TASK OBJECTIVE — Each entry that follows is to be retyped exactly. Pictures do not belong in the copy.

Stored data —
▬▬▬▬▬▬▬▬▬▬
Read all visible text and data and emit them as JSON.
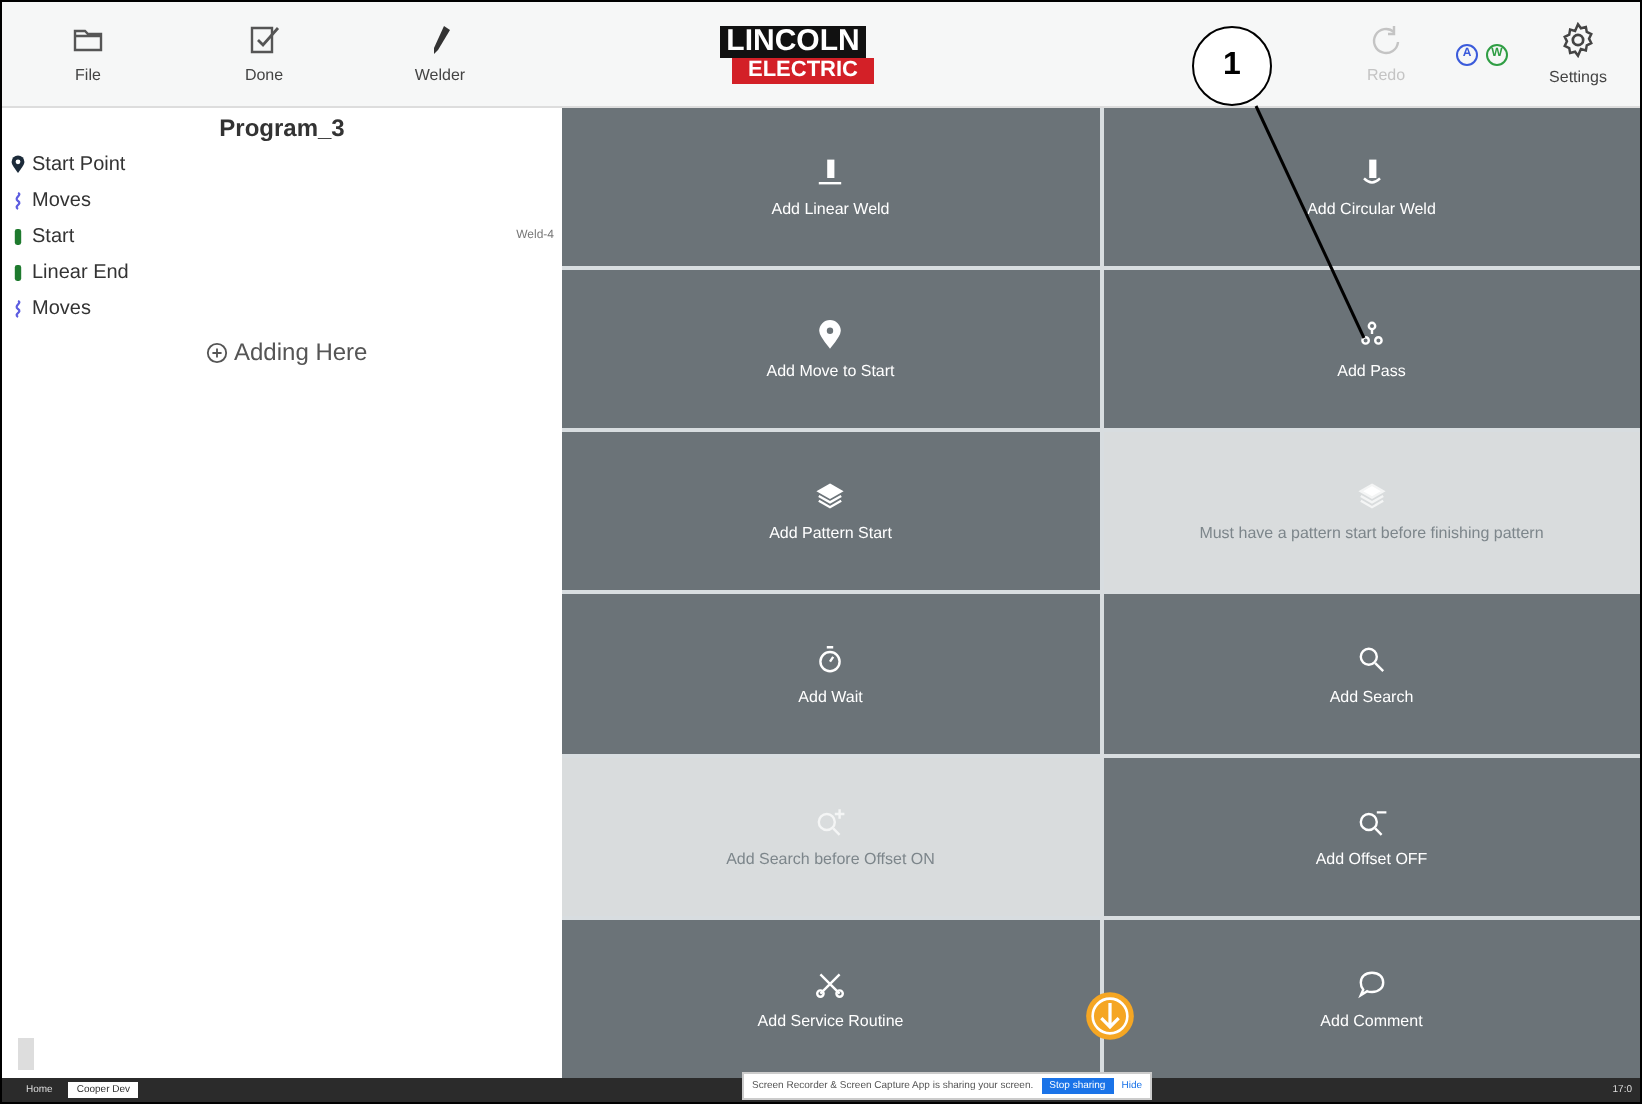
{
  "toolbar": {
    "left": [
      {
        "label": "File",
        "kind": "folder"
      },
      {
        "label": "Done",
        "kind": "check"
      },
      {
        "label": "Welder",
        "kind": "torch"
      }
    ],
    "logo": {
      "top": "LINCOLN",
      "bottom": "ELECTRIC"
    },
    "redo": {
      "label": "Redo",
      "disabled": true
    },
    "badges": [
      {
        "letter": "A",
        "color": "#3b5bdb"
      },
      {
        "letter": "W",
        "color": "#2f9e44"
      }
    ],
    "settings": {
      "label": "Settings"
    }
  },
  "program": {
    "title": "Program_3",
    "items": [
      {
        "label": "Start Point",
        "kind": "point"
      },
      {
        "label": "Moves",
        "kind": "moves"
      },
      {
        "label": "Start",
        "kind": "weld",
        "tag": "Weld-4"
      },
      {
        "label": "Linear End",
        "kind": "weld"
      },
      {
        "label": "Moves",
        "kind": "moves"
      }
    ],
    "adding": "Adding Here"
  },
  "tiles": [
    {
      "label": "Add Linear Weld",
      "kind": "linear",
      "disabled": false
    },
    {
      "label": "Add Circular Weld",
      "kind": "circular",
      "disabled": false
    },
    {
      "label": "Add Move to Start",
      "kind": "pin",
      "disabled": false
    },
    {
      "label": "Add Pass",
      "kind": "pass",
      "disabled": false
    },
    {
      "label": "Add Pattern Start",
      "kind": "layers",
      "disabled": false
    },
    {
      "label": "Must have a pattern start before finishing pattern",
      "kind": "layers",
      "disabled": true
    },
    {
      "label": "Add Wait",
      "kind": "timer",
      "disabled": false
    },
    {
      "label": "Add Search",
      "kind": "search",
      "disabled": false
    },
    {
      "label": "Add Search before Offset ON",
      "kind": "search-plus",
      "disabled": true
    },
    {
      "label": "Add Offset OFF",
      "kind": "search-minus",
      "disabled": false
    },
    {
      "label": "Add Service Routine",
      "kind": "tools",
      "disabled": false
    },
    {
      "label": "Add Comment",
      "kind": "comment",
      "disabled": false
    }
  ],
  "callout": {
    "number": "1"
  },
  "taskbar": {
    "home": "Home",
    "app": "Cooper Dev",
    "notice": "Screen Recorder & Screen Capture App is sharing your screen.",
    "stop": "Stop sharing",
    "hide": "Hide",
    "time": "17:0"
  }
}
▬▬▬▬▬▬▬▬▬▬
EXERCISE ANSWER —
Read all visible text and data and emit them as JSON.
{
  "toolbar": {
    "left": [
      {
        "label": "File",
        "kind": "folder"
      },
      {
        "label": "Done",
        "kind": "check"
      },
      {
        "label": "Welder",
        "kind": "torch"
      }
    ],
    "logo": {
      "top": "LINCOLN",
      "bottom": "ELECTRIC"
    },
    "redo": {
      "label": "Redo",
      "disabled": true
    },
    "badges": [
      {
        "letter": "A",
        "color": "#3b5bdb"
      },
      {
        "letter": "W",
        "color": "#2f9e44"
      }
    ],
    "settings": {
      "label": "Settings"
    }
  },
  "program": {
    "title": "Program_3",
    "items": [
      {
        "label": "Start Point",
        "kind": "point"
      },
      {
        "label": "Moves",
        "kind": "moves"
      },
      {
        "label": "Start",
        "kind": "weld",
        "tag": "Weld-4"
      },
      {
        "label": "Linear End",
        "kind": "weld"
      },
      {
        "label": "Moves",
        "kind": "moves"
      }
    ],
    "adding": "Adding Here"
  },
  "tiles": [
    {
      "label": "Add Linear Weld",
      "kind": "linear",
      "disabled": false
    },
    {
      "label": "Add Circular Weld",
      "kind": "circular",
      "disabled": false
    },
    {
      "label": "Add Move to Start",
      "kind": "pin",
      "disabled": false
    },
    {
      "label": "Add Pass",
      "kind": "pass",
      "disabled": false
    },
    {
      "label": "Add Pattern Start",
      "kind": "layers",
      "disabled": false
    },
    {
      "label": "Must have a pattern start before finishing pattern",
      "kind": "layers",
      "disabled": true
    },
    {
      "label": "Add Wait",
      "kind": "timer",
      "disabled": false
    },
    {
      "label": "Add Search",
      "kind": "search",
      "disabled": false
    },
    {
      "label": "Add Search before Offset ON",
      "kind": "search-plus",
      "disabled": true
    },
    {
      "label": "Add Offset OFF",
      "kind": "search-minus",
      "disabled": false
    },
    {
      "label": "Add Service Routine",
      "kind": "tools",
      "disabled": false
    },
    {
      "label": "Add Comment",
      "kind": "comment",
      "disabled": false
    }
  ],
  "callout": {
    "number": "1"
  },
  "taskbar": {
    "home": "Home",
    "app": "Cooper Dev",
    "notice": "Screen Recorder & Screen Capture App is sharing your screen.",
    "stop": "Stop sharing",
    "hide": "Hide",
    "time": "17:0"
  }
}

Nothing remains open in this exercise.